Exploring farmland affordability trends through purchase timing and crop revenues
Canadian agriculture faced many challenges in 2022 but ultimately came out with strong farm cash receipts and positive profit margins across many sectors. With the availability of farmland for sale remaining tight, average farmland values increased 12.8% in 2022, up from the 8.3% increase in 2021. Inflationary pressures led the Bank of Canada to increase its overnight rate from 0.25% at the start of 2022 to 4.25% by the end of the year.
This post investigates land affordability related to the timing of purchase which was highly impacted by rising interest rates in Canada during 2022. In addition, we compare annual land payments against gross revenue generated by different crop rotations in western and eastern Canada. While important nuances exist across provinces, farmland is near or at its least affordable level in the last 20 years.
Most farmland is purchased with a combination of equity and debt, and affordability is a matter of land prices, financing costs, and farm revenues.
Consider a land purchase with a down payment of 25% and a loan amortized over 25 years. Let’s use the effective average business interest rate (a weighted average of market interest rates), which averaged 4.4% in 2022, up from 2.3% in 2021, to estimate the annual loan payment.
Farmland values and annual payments tend to evolve at the same pace (Figure 1). On average, Canadian farmland values have increased 8.3% annually over the last 10 years.

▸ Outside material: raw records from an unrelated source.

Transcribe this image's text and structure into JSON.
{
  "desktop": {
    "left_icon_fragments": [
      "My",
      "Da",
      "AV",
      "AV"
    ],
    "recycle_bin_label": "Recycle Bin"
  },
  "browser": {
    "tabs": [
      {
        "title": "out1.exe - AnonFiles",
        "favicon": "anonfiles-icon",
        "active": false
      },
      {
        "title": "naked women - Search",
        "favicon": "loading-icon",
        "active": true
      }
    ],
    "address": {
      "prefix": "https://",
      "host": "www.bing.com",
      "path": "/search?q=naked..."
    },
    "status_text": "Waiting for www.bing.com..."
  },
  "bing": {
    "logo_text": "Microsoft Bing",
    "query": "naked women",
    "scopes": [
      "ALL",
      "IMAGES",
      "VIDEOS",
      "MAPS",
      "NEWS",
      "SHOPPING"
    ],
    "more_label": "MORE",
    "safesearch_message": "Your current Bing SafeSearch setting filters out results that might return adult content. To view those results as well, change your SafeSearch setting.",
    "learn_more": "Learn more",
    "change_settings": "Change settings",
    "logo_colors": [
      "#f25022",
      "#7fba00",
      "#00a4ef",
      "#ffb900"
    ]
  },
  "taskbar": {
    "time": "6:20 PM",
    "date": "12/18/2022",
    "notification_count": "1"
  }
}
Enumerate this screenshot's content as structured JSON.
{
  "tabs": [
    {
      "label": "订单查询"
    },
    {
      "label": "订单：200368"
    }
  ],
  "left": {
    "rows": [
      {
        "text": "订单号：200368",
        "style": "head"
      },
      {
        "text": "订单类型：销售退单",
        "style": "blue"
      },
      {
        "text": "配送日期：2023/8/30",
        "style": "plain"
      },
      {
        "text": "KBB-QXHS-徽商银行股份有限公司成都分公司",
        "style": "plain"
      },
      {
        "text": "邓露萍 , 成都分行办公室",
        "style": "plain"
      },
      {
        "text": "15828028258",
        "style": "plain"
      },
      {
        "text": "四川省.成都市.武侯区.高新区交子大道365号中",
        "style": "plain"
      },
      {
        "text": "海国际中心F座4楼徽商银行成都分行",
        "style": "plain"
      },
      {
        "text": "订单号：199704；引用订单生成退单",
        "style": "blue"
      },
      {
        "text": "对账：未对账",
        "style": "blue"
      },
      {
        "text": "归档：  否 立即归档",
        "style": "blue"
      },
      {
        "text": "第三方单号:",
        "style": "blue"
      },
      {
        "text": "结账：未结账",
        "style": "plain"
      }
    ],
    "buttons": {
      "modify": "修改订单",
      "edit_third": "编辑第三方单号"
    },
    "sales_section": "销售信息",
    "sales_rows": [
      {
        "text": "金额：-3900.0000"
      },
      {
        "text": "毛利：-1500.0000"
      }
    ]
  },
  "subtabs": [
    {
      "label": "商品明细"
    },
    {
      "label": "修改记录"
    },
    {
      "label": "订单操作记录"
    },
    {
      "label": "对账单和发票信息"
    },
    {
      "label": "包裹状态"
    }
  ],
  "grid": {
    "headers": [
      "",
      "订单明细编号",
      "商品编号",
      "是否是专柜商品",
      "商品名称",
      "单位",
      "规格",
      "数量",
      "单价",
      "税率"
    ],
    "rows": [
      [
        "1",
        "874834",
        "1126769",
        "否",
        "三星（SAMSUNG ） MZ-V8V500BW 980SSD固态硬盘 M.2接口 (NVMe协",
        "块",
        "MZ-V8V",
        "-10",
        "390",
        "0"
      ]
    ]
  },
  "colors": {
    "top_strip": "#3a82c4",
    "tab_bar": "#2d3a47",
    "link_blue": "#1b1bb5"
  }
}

In 2022, values rose 12.8%, the highest jump since 2013. Average annual payments increased 9.7% per year in the last decade, but 2022 recorded a large jump of 41% to $210/acre due to rising interest rates.
Interest rates fell through 2020, so land purchased at the start of the year had higher payments relative to land purchased at the end if it had the same purchase price (Figure 2). During 2021, interest rates stayed consistent, and land purchases at any time throughout the year would have resulted in similar payments.
In 2022, interest rates rose steadily, resulting in a large jump in payments depending on when the land was purchased. Annual payments would have been $75/acre higher at the end of 2022 than on similarly priced land at the start of the year.
Assessing average provincial yields and crop prices generate an estimate of gross revenues for soybean-corn rotations in Ontario and Quebec and canola-wheat rotations in Saskatchewan and Alberta. Farmland payments as a share of gross revenues estimate farmland affordability.
Quebec and Ontario operations recorded similar crop revenues per acre over the last decade. Farmland payments as a share of revenues differ mostly because of land prices (Figure 3). In 2022, purchasing new land in Ontario generated a land payment equal to 85% of gross crop revenue, tying 2019’s record high. Meanwhile, Quebec payments equaled 56% of gross crop revenue, just above its 10-year average. Different dynamics in the farmland market explain differences in farmland prices.
Saskatchewan and Alberta farmland values are driven predominately by grain crop revenues. In what follows, we capture a canola and wheat rotation. Land payments relative to gross crop revenue in 2022 ticked upwards (Figure 4). The Alberta ratio hit 43%, above its long-term average of 37% but below the 2019 high. Saskatchewan’s ratio was 24%, above its historical average of 18% and just below the 2019 high. Gross crop revenues have been increasing in both provinces over the last decade, but farmland values and corresponding payments are appreciating at a faster rate.
After 2021’s historic low interest rates, interest rates rose quickly throughout 2022, leading to sharp price jumps in payments on newly purchased land. Interest rates are projected to remain around current levels during 2023, meaning annual land payments will remain well above a year ago. Farm cash receipts are expected to remain strong, but high farm input costs and interest expenses call for thorough assessments of the financial risks in an operation as the economic environment evolves.
Justin Shepherd is a Senior Economist at FCC. He joined the team in 2021, specializing in monitoring agricultural production and analyzing global supply and demand trends. In addition to his speaking engagements on agriculture and economics, Justin is a regular contributor to the FCC Economics blog.
He grew up on a mixed farm in Saskatchewan and remains active in the family operation. Justin holds a master of applied economics and management from Cornell University and a bachelor of agribusiness from the University of Saskatchewan.